About this text

  • Title: The Honest Whore, Part 1 (Quarto 2, 1604)
  • Editor: Joost Daalder
  • ISBN: 978-1-55058-490-5

    Copyright Digital Renaissance Editions. This text may be freely used for educational, non-profit purposes; for all other uses contact the Editor.
    Authors: Thomas Dekker, Thomas Middleton
    Editor: Joost Daalder
    Peer Reviewed

    The Honest Whore, Part 1 (Quarto 2, 1604)

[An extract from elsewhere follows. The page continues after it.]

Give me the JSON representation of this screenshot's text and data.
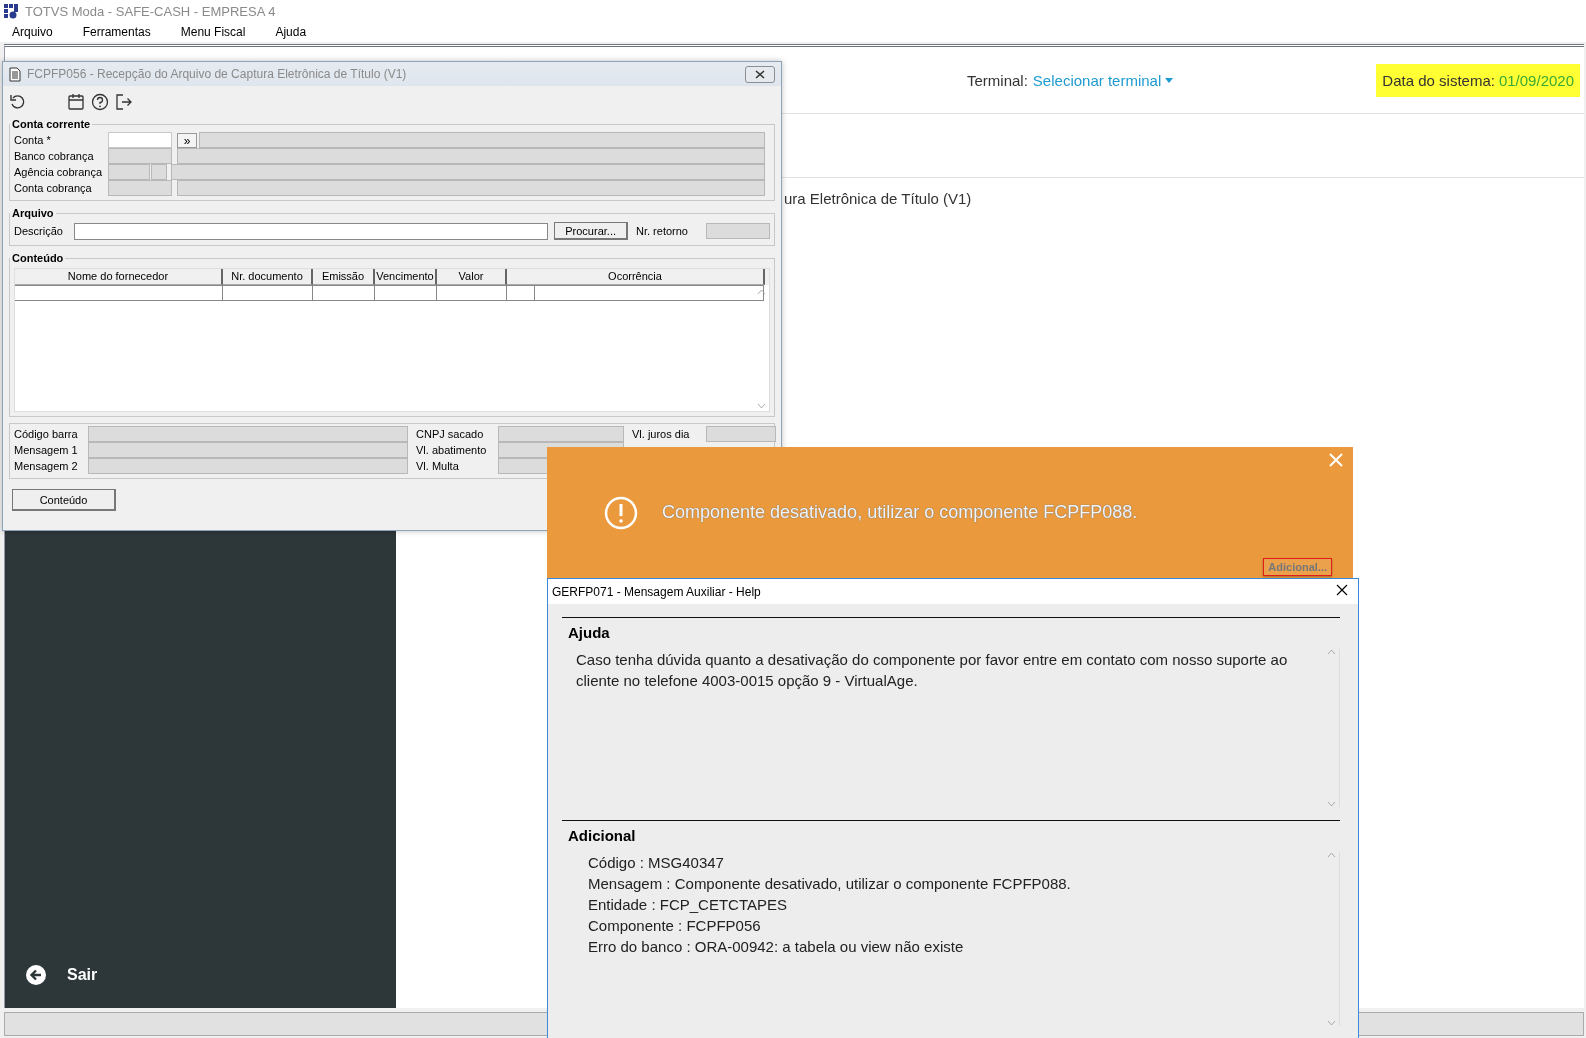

    The conuerted Courtizan.
    Cand. O well done, George, weele cut it iust ith midst:
    Tis very well I thanke thee, helpe it on.
    Ge. It must come ouer your head, sir, like a wenches pe-(ticoate.
    Cand. Th'art in the right, good George, it must indeed.
    1440Fetch me a nightcap, for Ile gyrd it close,
    As if my health were queazy: twill show well,
    For a rude carelesse night-gowne, wil't not, thinkst?
    Ge. Indifferent well, sir, for a night-gowne, being girt & (pleated.
    Cand. I, and a night-cap on my head.
    1445Ge. Thats true sir, Ile run & fetch one, & a staffe. Exit Ge.
    Can. For thus they cannot chuse but conster it,
    One that is out of health, takes no delight,
    Weares his apparell without appetite,
    And puts on heedles rayment without forme. Enter Geo.
    1450So, so, kind George, be secret now: & prithee do not laugh
    at me till Ime out of sight. Geor. I laugh? not I, sir.
    Cand. Now to the Senate-house:
    Methinks, Ide rather weare without a frowne,
    A patient Carpet, then an angry Gowne. Exit.
    1455Ge. Now looks my M. iust like one of our Carpet knights,
    only hee's somewhat the honester of the two. Enter Can-didoes wife.
    Wi. What, is your master gone?
    Geo. Yes forsooth, his back is but new turnd.
    Wi. And in his cloke? did he not vexe and sweare?
    1460Geo. No, but heele make you sweare anon: no indeed,
    he went away like a lambe.
    Wi. Key, sinke to hell: still patient, patient still!
    I am with child to vexe him: prythee George,
    If e're thou lookst for fauour at my hands,
    1465Vphold one Iest for me. Geor. Against my master?
    Wi. Tis a meere Iest in fayth: say, wilt thou doo't?
    Geor. Well, what ist?
    Wi. Heere, take this key, thou knowst where all things (lie,
    Put on thy masters best apparell, Gowne,
    1470Chayne, Cap, Ruffe, euery thing, be like himselfe,
    And 'gaynst his comming home, walke in the shop,
    Fayne the same cariage, and his patient looke,
    'Twill breed but a iest thou knowst, speake, wilt thou?
    Geor. 'Twill wrong my masters patience.
    F Wi. Pry-